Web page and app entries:
=== Begin Enclosure ===

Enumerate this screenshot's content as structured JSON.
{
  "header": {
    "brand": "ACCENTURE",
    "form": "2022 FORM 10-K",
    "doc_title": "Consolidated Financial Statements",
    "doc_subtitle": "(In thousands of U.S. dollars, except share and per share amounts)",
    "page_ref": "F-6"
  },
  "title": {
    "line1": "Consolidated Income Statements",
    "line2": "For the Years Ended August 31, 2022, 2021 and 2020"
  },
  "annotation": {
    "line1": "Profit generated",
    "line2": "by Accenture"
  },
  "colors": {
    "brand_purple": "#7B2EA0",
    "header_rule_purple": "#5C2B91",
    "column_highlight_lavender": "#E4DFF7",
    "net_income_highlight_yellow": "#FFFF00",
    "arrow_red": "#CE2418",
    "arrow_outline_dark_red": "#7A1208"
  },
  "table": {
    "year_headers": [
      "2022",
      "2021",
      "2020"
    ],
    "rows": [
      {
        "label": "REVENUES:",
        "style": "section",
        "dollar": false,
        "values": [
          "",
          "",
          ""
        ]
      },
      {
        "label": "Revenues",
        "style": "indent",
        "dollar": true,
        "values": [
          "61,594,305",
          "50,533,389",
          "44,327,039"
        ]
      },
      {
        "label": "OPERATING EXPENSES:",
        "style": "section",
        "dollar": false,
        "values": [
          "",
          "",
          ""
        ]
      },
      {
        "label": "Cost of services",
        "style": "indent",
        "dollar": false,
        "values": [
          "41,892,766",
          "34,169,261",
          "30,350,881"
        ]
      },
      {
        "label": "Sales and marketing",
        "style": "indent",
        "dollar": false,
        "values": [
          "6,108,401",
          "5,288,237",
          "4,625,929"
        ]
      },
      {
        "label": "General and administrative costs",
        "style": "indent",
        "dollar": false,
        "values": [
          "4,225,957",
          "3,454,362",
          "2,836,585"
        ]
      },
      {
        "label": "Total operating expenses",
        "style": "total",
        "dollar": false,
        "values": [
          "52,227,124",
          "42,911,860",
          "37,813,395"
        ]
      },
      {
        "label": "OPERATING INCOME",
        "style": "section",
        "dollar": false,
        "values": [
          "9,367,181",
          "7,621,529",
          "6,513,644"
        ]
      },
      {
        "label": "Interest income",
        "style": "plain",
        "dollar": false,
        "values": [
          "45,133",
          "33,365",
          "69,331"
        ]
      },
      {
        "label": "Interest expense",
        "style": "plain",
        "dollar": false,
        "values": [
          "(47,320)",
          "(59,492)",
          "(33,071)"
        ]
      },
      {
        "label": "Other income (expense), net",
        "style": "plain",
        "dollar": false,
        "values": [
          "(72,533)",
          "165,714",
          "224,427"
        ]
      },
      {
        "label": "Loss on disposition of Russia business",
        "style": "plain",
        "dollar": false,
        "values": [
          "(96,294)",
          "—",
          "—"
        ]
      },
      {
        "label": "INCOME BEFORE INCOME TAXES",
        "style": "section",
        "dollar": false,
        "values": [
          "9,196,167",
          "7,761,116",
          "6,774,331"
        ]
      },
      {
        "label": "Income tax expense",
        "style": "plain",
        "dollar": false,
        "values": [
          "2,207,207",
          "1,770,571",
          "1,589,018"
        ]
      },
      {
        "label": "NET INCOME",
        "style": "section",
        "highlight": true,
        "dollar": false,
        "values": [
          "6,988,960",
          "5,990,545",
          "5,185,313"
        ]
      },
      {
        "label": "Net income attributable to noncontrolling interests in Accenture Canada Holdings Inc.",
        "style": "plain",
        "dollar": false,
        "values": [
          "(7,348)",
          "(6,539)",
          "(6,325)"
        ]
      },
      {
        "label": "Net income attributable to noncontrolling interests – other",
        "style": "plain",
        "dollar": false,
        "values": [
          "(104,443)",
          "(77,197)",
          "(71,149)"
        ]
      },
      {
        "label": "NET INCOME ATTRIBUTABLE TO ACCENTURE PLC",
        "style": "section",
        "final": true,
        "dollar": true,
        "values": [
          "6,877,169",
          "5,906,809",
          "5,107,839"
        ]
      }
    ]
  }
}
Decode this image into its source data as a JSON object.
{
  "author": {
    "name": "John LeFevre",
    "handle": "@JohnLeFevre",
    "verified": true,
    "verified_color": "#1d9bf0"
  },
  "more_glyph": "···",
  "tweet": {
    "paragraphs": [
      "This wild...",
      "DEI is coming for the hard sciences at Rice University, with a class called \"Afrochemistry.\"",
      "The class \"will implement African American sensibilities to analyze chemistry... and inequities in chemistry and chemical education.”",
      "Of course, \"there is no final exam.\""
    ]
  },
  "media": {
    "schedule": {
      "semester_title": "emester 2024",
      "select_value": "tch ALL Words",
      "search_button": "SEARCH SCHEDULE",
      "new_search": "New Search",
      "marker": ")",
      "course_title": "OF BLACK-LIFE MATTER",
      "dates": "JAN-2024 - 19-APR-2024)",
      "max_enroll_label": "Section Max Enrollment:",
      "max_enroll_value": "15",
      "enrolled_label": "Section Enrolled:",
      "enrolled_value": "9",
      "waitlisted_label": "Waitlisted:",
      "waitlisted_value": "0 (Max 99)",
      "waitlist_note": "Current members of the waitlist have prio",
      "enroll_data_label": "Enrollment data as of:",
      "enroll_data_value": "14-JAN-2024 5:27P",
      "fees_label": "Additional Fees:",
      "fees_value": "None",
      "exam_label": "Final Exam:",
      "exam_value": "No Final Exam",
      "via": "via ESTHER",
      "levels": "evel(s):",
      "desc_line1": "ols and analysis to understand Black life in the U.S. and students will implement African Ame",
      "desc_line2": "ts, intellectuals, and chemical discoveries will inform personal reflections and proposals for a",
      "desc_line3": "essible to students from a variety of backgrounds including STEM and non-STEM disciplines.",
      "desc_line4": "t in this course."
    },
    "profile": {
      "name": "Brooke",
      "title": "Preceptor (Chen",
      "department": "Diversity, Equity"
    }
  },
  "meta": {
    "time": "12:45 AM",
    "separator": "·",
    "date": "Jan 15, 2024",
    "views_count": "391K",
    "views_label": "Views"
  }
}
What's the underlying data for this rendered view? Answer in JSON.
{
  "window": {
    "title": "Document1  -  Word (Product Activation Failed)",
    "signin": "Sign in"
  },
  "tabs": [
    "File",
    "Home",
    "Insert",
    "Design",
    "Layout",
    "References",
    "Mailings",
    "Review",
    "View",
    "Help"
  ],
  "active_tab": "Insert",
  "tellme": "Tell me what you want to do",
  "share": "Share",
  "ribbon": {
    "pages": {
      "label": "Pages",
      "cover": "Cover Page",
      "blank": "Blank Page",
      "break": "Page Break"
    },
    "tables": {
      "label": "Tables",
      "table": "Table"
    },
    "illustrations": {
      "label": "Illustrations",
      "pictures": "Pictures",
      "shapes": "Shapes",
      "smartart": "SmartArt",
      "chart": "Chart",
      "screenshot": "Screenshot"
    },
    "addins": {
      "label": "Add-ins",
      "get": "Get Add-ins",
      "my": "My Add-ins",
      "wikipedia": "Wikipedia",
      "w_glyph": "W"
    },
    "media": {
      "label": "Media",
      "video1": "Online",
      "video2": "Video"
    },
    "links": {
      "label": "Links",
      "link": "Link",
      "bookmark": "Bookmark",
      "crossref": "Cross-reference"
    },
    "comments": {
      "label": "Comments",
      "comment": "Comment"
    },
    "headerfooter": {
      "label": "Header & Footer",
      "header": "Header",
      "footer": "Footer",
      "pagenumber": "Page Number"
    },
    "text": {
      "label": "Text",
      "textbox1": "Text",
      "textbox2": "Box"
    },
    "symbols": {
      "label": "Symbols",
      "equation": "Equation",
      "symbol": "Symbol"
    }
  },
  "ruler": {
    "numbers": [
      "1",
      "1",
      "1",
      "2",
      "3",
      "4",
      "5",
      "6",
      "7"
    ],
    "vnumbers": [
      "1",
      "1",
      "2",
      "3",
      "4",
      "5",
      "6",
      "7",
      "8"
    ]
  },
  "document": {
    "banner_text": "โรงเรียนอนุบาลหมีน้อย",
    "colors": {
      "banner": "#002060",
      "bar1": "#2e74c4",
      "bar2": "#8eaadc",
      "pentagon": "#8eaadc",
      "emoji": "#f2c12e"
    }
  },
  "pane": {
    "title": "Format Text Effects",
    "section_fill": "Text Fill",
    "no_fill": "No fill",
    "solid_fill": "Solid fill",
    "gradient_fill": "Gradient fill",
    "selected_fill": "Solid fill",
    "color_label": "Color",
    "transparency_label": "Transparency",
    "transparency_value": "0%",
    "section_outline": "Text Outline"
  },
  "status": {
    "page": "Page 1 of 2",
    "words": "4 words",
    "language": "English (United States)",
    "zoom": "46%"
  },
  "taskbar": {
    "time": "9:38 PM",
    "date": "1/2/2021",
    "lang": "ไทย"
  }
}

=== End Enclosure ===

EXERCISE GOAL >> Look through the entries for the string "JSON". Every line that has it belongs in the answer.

ANSWER >>
Enumerate this screenshot's content as structured JSON.
Decode this image into its source data as a JSON object.
What's the underlying data for this rendered view? Answer in JSON.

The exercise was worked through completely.